>>>>>

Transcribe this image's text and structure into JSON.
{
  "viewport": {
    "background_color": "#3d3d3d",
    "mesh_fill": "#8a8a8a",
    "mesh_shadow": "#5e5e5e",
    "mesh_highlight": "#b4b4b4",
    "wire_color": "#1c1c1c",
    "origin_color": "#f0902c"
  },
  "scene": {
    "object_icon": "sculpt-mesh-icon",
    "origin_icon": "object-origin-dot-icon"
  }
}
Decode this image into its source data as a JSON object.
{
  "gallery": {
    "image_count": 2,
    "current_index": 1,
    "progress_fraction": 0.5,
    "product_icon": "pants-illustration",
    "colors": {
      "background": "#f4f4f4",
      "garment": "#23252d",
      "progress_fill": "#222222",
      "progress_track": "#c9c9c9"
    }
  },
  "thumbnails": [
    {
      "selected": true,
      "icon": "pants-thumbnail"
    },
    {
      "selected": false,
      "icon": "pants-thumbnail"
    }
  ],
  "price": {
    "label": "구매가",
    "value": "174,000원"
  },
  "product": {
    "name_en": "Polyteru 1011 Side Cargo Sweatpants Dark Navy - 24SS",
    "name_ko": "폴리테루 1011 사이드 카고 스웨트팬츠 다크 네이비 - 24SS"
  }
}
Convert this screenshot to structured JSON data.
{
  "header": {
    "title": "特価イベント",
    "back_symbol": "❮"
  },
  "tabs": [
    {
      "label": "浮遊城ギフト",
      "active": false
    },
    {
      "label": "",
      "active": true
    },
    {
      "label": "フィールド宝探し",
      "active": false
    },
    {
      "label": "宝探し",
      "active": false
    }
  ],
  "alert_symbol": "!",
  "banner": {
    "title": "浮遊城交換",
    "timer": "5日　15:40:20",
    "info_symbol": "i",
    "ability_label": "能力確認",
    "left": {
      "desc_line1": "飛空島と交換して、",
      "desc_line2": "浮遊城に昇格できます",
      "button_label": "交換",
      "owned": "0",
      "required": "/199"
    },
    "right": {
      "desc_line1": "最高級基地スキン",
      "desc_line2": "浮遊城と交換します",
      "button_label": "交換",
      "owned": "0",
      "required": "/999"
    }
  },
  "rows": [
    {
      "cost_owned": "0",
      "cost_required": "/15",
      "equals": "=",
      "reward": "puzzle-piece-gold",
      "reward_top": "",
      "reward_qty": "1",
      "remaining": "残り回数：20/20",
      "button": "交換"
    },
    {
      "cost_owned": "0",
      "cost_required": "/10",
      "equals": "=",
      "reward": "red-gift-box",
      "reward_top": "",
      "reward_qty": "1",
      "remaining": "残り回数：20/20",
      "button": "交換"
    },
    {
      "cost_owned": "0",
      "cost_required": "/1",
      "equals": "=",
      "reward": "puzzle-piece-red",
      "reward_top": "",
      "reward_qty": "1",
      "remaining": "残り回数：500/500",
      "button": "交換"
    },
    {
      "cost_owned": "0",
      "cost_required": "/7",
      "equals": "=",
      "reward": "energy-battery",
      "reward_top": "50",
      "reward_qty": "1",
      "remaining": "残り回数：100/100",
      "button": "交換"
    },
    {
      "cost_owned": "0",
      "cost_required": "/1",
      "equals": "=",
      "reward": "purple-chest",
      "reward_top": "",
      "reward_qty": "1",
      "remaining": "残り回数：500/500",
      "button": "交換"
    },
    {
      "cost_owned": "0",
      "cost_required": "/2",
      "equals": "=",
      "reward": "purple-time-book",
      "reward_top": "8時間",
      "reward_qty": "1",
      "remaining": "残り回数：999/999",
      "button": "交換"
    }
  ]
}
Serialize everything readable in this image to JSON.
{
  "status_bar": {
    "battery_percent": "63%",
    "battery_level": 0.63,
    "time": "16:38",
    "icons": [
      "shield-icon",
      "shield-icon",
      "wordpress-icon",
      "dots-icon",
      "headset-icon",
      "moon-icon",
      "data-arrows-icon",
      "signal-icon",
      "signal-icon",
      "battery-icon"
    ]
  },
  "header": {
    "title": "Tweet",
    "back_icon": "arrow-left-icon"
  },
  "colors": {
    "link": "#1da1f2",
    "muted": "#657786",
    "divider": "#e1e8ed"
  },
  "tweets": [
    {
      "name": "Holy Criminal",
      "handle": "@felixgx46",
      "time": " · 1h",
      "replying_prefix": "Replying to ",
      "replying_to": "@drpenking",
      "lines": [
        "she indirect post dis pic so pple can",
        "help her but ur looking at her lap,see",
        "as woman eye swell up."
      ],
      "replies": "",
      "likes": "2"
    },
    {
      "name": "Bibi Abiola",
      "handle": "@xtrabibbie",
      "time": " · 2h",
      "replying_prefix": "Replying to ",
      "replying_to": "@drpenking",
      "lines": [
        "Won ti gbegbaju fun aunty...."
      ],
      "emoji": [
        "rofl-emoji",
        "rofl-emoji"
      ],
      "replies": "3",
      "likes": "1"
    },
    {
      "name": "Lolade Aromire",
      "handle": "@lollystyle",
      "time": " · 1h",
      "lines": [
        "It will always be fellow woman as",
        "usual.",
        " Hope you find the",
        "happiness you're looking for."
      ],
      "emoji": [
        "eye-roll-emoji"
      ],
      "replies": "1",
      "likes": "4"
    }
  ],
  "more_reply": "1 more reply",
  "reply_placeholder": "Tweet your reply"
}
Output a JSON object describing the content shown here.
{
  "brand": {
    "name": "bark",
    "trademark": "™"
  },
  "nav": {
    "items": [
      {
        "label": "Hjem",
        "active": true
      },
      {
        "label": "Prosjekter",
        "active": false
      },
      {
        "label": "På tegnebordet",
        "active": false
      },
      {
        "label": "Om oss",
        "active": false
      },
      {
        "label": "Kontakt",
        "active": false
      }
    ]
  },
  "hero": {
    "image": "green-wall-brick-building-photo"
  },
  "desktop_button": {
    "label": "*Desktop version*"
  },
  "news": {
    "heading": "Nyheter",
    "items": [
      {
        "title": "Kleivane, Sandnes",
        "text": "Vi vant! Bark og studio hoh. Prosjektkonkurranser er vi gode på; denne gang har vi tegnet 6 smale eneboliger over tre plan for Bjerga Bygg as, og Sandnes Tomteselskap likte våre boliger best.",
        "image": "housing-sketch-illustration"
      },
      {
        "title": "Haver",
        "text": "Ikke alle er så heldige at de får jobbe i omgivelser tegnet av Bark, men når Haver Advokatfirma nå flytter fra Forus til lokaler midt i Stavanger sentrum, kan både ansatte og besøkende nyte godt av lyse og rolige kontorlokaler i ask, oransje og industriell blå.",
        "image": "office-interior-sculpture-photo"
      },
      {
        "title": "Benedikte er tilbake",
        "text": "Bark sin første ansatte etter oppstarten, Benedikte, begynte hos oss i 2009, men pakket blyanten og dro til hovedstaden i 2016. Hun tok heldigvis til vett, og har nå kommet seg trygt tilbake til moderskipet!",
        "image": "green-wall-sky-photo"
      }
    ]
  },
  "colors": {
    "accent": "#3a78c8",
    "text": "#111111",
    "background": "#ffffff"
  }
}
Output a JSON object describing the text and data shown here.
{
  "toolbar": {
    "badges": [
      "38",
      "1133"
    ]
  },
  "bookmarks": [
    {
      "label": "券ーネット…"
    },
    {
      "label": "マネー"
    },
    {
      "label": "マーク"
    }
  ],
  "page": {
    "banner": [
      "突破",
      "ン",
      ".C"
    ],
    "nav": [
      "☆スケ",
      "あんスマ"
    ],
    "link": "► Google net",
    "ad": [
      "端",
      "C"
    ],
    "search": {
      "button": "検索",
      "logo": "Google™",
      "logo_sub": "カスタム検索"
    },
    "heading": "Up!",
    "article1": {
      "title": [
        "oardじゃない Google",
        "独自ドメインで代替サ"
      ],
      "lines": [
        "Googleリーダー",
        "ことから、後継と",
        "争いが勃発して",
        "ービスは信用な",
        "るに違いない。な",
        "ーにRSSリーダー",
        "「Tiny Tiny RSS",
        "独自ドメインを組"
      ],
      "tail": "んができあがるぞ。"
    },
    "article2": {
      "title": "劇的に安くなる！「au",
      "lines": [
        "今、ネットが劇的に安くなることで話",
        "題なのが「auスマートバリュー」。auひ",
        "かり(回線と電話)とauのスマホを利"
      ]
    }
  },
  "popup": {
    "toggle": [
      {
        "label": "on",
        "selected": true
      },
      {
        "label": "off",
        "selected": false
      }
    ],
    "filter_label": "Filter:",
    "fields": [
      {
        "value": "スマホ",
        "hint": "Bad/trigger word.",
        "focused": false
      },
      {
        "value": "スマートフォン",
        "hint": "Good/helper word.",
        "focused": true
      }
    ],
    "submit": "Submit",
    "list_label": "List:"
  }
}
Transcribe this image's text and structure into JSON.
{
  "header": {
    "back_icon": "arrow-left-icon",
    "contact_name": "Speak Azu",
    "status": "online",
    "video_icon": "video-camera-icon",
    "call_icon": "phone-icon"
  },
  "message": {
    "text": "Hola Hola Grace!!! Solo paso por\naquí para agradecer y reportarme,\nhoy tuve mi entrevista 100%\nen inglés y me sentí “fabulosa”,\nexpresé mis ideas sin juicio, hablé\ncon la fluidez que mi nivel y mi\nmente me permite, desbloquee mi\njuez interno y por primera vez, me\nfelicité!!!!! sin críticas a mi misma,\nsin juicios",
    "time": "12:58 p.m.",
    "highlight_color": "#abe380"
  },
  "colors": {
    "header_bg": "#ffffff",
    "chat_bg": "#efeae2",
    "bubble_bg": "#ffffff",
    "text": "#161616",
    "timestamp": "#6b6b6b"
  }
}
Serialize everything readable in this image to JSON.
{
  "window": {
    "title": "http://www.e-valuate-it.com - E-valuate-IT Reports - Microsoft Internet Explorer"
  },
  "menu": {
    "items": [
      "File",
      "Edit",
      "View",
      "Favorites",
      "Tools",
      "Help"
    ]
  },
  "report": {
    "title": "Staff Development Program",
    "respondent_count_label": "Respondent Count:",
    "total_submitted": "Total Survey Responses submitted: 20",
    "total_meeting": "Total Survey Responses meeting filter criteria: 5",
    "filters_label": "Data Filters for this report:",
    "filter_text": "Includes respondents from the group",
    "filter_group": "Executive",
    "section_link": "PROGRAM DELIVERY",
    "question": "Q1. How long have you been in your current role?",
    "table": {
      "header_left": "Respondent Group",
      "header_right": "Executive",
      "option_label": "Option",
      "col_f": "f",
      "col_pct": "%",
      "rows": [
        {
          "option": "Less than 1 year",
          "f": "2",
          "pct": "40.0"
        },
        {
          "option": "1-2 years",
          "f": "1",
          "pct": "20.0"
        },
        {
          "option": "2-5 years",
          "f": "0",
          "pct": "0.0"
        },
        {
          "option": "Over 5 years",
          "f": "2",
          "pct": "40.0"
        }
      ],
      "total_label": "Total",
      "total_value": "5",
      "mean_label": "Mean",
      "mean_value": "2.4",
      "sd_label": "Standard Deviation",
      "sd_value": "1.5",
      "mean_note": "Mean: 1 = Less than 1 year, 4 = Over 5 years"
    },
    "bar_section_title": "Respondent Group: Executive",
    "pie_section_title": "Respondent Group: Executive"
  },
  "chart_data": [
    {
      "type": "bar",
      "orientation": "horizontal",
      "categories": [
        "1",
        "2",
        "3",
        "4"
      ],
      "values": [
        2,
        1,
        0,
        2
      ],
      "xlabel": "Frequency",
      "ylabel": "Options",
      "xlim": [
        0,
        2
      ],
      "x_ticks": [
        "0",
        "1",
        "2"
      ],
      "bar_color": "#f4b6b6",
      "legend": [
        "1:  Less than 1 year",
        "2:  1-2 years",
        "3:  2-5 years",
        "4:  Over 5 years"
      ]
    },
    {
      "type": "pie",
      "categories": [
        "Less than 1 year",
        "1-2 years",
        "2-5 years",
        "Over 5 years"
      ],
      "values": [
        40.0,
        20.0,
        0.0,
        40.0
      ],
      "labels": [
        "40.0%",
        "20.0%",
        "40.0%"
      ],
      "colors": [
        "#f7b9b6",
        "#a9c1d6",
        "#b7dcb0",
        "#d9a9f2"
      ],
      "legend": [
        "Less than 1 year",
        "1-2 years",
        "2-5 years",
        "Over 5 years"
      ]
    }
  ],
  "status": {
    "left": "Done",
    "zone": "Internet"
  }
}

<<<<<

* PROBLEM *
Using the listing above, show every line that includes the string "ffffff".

* EXERCISE RESPONSE *
    "background": "#ffffff"
    "header_bg": "#ffffff",
    "bubble_bg": "#ffffff",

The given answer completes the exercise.